(INPUT RECORDS Opens)

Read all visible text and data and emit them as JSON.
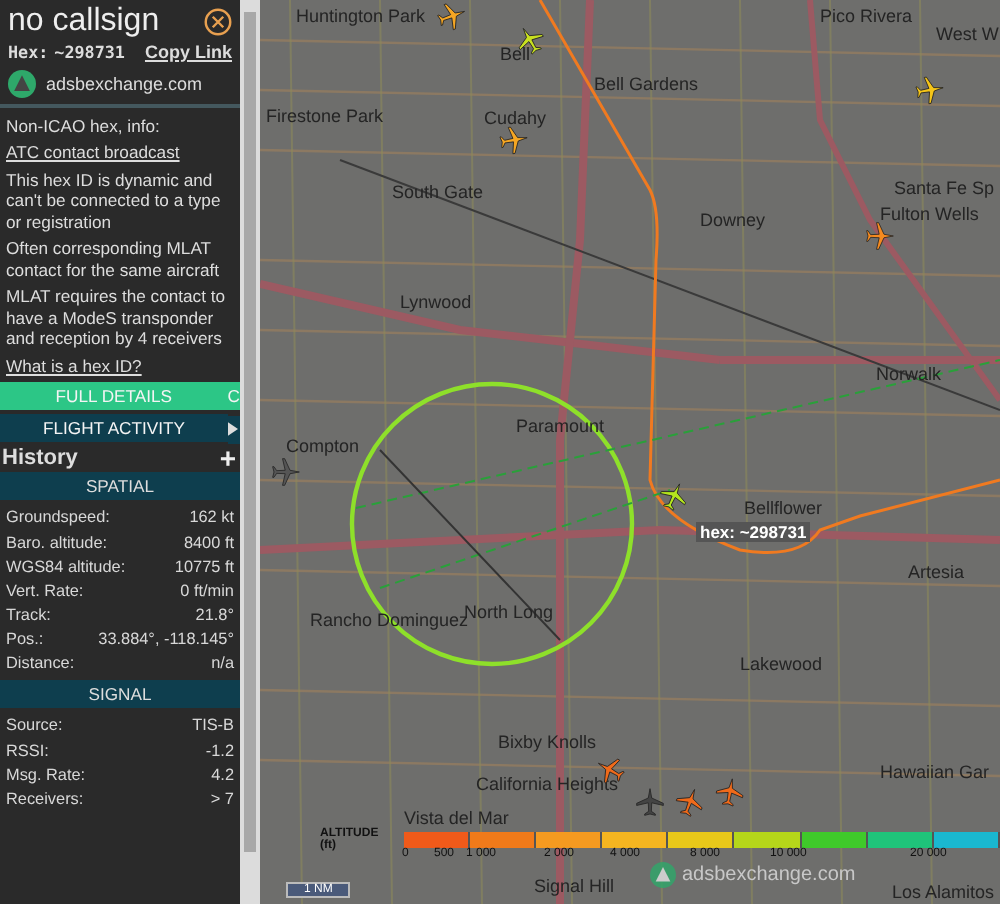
{
  "panel": {
    "title": "no callsign",
    "hex_label": "Hex:",
    "hex": "~298731",
    "copy_link": "Copy Link",
    "site": "adsbexchange.com",
    "info": [
      {
        "kind": "text",
        "text": "Non-ICAO hex, info:"
      },
      {
        "kind": "link",
        "text": "ATC contact broadcast"
      },
      {
        "kind": "text",
        "text": "This hex ID is dynamic and can't be connected to a type or registration"
      },
      {
        "kind": "text",
        "text": "Often corresponding MLAT contact for the same aircraft"
      },
      {
        "kind": "text",
        "text": "MLAT requires the contact to have a ModeS transponder and reception by 4 receivers"
      },
      {
        "kind": "link",
        "text": "What is a hex ID?"
      }
    ],
    "buttons": [
      {
        "label": "FULL DETAILS",
        "kind": "primary"
      },
      {
        "label": "C",
        "kind": "primary"
      },
      {
        "label": "FLIGHT ACTIVITY",
        "kind": "secondary"
      }
    ],
    "history": {
      "title": "History",
      "action": "+"
    },
    "sections": [
      {
        "title": "SPATIAL",
        "rows": [
          {
            "label": "Groundspeed:",
            "value": "162 kt"
          },
          {
            "label": "Baro. altitude:",
            "value": "8400 ft"
          },
          {
            "label": "WGS84 altitude:",
            "value": "10775 ft"
          },
          {
            "label": "Vert. Rate:",
            "value": "0 ft/min"
          },
          {
            "label": "Track:",
            "value": "21.8°"
          },
          {
            "label": "Pos.:",
            "value": "33.884°, -118.145°"
          },
          {
            "label": "Distance:",
            "value": "n/a"
          }
        ]
      },
      {
        "title": "SIGNAL",
        "rows": [
          {
            "label": "Source:",
            "value": "TIS-B"
          },
          {
            "label": "RSSI:",
            "value": "-1.2"
          },
          {
            "label": "Msg. Rate:",
            "value": "4.2"
          },
          {
            "label": "Receivers:",
            "value": "> 7"
          }
        ]
      }
    ]
  },
  "map": {
    "places": [
      "Huntington Park",
      "Bell",
      "Bell Gardens",
      "Pico Rivera",
      "West W",
      "Cudahy",
      "South Gate",
      "Downey",
      "Santa Fe Sp",
      "Fulton Wells",
      "Firestone Park",
      "Lynwood",
      "Norwalk",
      "Paramount",
      "Compton",
      "Bellflower",
      "Artesia",
      "Rancho Dominguez",
      "North Long",
      "Lakewood",
      "Bixby Knolls",
      "California Heights",
      "Hawaiian Gar",
      "Vista del Mar",
      "Signal Hill",
      "Los Alamitos"
    ],
    "aircraft_label": "hex: ~298731",
    "legend": {
      "title": "ALTITUDE (ft)",
      "ticks": [
        "0",
        "500",
        "1 000",
        "2 000",
        "4 000",
        "8 000",
        "10 000",
        "20 000"
      ]
    },
    "scale": "1 NM",
    "watermark": "adsbexchange.com"
  }
}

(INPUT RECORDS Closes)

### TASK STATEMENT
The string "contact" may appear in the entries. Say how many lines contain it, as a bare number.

### RESULT
3